(Exercise input begins)

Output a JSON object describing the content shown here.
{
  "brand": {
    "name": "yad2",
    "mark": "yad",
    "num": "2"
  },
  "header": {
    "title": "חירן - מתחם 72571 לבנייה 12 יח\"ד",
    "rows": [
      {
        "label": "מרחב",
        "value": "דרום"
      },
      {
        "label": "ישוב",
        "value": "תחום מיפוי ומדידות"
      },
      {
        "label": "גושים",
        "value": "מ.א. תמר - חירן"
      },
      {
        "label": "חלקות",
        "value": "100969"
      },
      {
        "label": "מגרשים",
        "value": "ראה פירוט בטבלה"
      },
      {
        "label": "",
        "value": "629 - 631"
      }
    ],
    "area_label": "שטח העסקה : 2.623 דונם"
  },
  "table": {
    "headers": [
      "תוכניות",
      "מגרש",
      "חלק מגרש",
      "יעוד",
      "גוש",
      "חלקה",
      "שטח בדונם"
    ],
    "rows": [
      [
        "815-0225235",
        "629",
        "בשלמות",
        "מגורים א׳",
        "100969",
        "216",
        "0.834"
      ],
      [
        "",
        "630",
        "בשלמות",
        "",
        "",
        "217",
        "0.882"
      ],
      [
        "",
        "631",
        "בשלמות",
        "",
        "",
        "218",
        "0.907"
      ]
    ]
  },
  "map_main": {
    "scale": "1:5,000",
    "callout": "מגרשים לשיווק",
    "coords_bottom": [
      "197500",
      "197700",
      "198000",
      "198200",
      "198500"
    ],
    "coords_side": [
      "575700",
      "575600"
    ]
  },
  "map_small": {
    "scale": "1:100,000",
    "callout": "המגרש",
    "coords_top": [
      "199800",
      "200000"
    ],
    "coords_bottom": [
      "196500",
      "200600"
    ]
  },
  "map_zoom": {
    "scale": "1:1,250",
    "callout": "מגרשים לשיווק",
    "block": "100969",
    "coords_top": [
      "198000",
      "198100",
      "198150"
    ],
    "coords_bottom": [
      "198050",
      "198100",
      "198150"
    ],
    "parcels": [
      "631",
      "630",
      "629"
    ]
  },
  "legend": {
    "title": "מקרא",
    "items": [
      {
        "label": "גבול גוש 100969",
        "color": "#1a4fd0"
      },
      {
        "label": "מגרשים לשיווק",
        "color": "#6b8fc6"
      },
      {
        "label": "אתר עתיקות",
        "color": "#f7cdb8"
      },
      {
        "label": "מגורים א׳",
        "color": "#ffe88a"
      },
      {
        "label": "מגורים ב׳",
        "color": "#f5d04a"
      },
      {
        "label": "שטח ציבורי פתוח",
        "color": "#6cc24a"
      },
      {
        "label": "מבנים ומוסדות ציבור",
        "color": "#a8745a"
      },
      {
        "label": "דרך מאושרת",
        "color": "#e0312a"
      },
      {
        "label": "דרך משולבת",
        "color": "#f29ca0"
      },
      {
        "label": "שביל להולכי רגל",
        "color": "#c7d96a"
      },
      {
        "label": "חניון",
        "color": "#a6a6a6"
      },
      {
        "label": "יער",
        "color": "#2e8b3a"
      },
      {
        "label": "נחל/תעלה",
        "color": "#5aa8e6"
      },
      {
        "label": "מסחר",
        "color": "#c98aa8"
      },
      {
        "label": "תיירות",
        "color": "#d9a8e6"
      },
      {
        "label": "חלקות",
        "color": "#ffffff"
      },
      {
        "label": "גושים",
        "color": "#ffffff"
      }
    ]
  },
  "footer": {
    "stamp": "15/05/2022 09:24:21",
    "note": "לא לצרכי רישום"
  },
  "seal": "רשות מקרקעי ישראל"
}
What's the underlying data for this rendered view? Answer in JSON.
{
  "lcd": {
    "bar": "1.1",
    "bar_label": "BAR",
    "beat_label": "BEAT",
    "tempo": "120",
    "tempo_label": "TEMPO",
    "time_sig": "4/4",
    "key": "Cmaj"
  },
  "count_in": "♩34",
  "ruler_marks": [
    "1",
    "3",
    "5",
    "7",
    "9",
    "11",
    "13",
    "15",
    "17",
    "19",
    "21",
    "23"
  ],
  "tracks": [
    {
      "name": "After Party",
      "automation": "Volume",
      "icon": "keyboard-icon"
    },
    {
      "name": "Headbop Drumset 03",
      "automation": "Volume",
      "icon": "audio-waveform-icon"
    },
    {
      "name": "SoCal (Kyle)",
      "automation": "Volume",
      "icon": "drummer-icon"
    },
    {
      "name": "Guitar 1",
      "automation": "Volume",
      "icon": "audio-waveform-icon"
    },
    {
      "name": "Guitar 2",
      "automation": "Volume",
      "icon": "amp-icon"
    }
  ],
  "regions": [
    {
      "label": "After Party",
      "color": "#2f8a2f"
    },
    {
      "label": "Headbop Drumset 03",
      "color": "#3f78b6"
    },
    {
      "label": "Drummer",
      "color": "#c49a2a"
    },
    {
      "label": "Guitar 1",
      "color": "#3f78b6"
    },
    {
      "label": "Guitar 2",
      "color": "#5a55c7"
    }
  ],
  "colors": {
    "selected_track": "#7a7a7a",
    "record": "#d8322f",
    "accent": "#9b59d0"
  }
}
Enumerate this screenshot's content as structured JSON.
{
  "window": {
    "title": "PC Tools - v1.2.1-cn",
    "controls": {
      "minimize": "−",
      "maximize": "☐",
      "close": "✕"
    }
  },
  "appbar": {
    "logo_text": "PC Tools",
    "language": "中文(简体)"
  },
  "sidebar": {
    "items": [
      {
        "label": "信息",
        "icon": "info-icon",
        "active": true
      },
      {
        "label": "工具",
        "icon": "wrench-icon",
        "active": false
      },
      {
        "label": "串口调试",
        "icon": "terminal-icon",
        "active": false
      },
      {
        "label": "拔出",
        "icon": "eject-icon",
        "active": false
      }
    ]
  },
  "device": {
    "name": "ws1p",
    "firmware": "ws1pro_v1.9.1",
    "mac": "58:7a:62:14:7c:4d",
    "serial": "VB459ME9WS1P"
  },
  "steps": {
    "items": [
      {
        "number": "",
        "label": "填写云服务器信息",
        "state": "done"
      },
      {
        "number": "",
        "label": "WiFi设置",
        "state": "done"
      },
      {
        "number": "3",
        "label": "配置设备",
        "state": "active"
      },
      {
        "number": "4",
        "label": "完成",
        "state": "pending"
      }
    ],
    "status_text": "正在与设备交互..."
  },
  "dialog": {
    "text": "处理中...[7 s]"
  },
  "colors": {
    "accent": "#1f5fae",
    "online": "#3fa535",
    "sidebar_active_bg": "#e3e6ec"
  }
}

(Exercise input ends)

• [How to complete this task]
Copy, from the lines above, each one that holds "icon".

• [Result for this task]
      "icon": "keyboard-icon"
      "icon": "audio-waveform-icon"
      "icon": "drummer-icon"
      "icon": "audio-waveform-icon"
      "icon": "amp-icon"
        "icon": "info-icon",
        "icon": "wrench-icon",
        "icon": "terminal-icon",
        "icon": "eject-icon",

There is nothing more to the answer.